Wall Street is notorious for creating financial products that are difficult to understand. One such product is the annuity, and even experienced investors often have trouble coming up with an annuity definition that's easy for a beginner to understand. Nevertheless, with many financial planners recommending certain types of annuities to their clients, it's important for you to learn what an annuity is, and whether it's suitable for your situation.
The meaning of the word "annuity" comes from the Latin root for year, emphasizing the essential nature of the product as providing annual income to its owner. Historically, the term referred to annual allowances that people received from various sources, including family members or legacy bequests.
The modern definition of an annuity is broader. As the SEC describes it, an annuity is a contract with an insurance company that requires it to make payments to you, either immediately, or at a specified time in the future. You can buy the annuity either with a single payment or with a series of payments. The insurance company can satisfy its obligations either with a lump-sum payment, or through a number of options that involve a longer payout period.
Annuities come in several different types. Fixed annuities are designed to offer predictable streams of income, providing minimum rates of interest, but little opportunity for growth. Variable annuities, on the other hand, are contracts that are tied to different types of investments, including stock mutual funds and similar investment vehicles. By its nature, you can't be certain what a variable annuity will pay you, as its returns are tied to the investments linked to the particular annuity you choose.
The pros and cons of annuities
Annuities have good points and bad points. On the favorable side, annuities are among the only financial products that can address what has become known as longevity risk, better known as outliving your money. Annuities can be structured to make set payments for your lifetime, with the insurance company taking on the risk of your living longer than your life expectancy in exchange for a potential profit if you die earlier than your life expectancy would predict.
In addition, annuities get favorable treatment under the tax code. In particular, annuities give investors tax deferral, with any rise in the value of the annuity contract not being taxed until the owner starts taking money out of the annuity.
On the other hand, annuities have some unattractive features.

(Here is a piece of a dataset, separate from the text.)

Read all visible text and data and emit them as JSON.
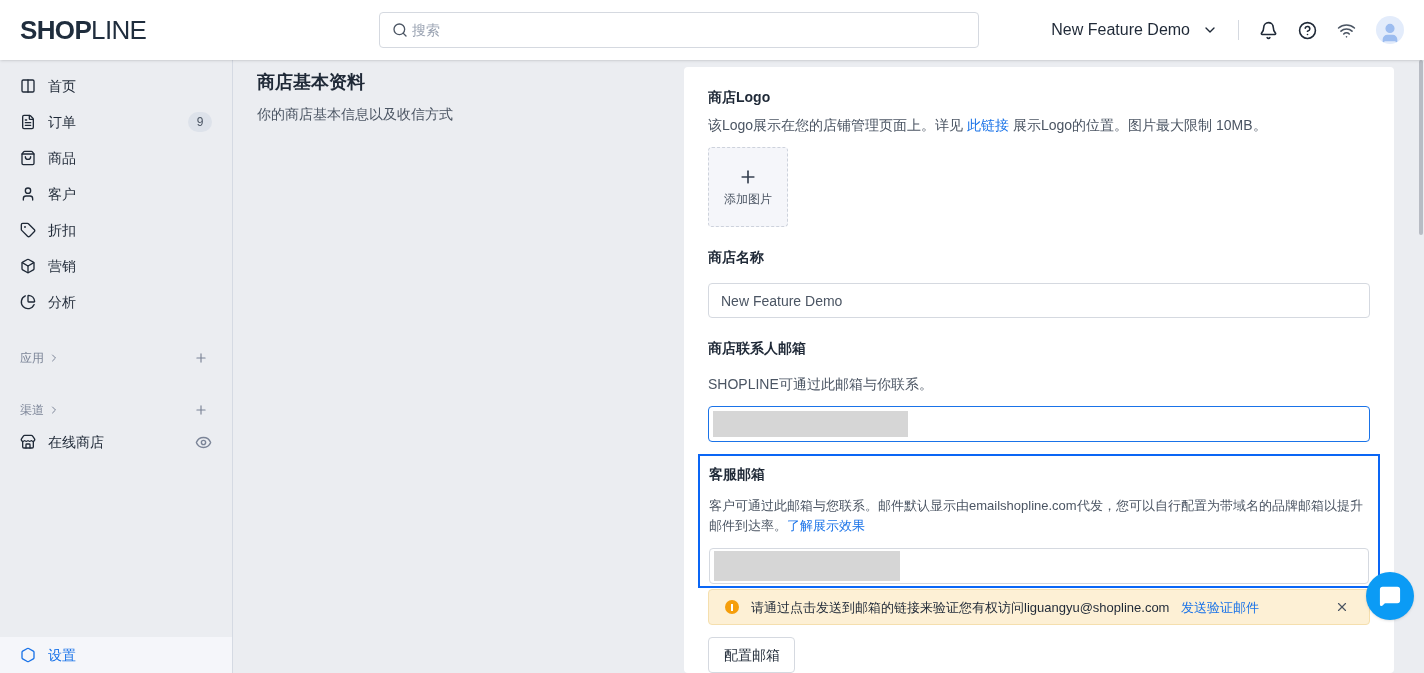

Costs can be higher than on other types of investments, with fees going to the insurance company to cover mortality and insurance-expense risks. You might have to pay surrender charges to cash in an annuity before a certain number of years passes, with tax penalties also potentially applying to annuity withdrawals before age 59-1/2. In addition, administrative costs can also boost overall costs.
Moreover, many annuities are structured so that after you die, your heirs receive nothing. That allows you to receive larger payments than you would otherwise be able to generate from an investment portfolio; but many are uncomfortable with the thought of potentially losing every penny of their investment if an unforeseen accident or illness led to their death shortly after buying the annuity.
Finally, annuities offer a number of guarantees and other features that can be well-suited to certain investors' needs. For instance, guarantees of minimum income benefits or minimum withdrawal eligibility can give investors additional protection against market swings, especially for those who choose variable annuities. However, these guarantees also come with an extra cost; so when you add up all the fees associated with an annuity, the amount of money taken out of your annuity account can be sizable, and weigh on your long-term returns substantially.
Should you use annuities?
Annuities bring out strong emotional responses from their proponents and their detractors. It's true that features tied to life expectancy are almost impossible to duplicate with any other type of financial product, making annuities especially useful for those who want to eliminate that aspect of risk in their financial planning. Yet critics point to high commissions paid to insurance salespeople as a sign that customers overpay for annuity coverage, and you'll find many stories in which inexperienced investors were sold annuities without fully understanding their features.
If you have a need for the insurance element that annuities can provide in ensuring a lifelong stream of income, then including annuities in your overall investment portfolio can be a smart move. Yet if you don't understand exactly how a particular annuity product works, it's a fair bet that the annuity is more complicated than what you actually need to meet your financial-planning wishes. If you do buy an annuity, it's critical for you to understand the exact terms governing how you'll get paid, and any costs associated with the account.
Dan Caplinger has no position in any stocks mentioned. The Motley Fool has no position in any of the stocks mentioned. Try any of our Foolish newsletter services free for 30 days. We Fools may not all hold the same opinions, but we all believe that considering a diverse range of insights makes us better investors. The Motley Fool has a disclosure policy.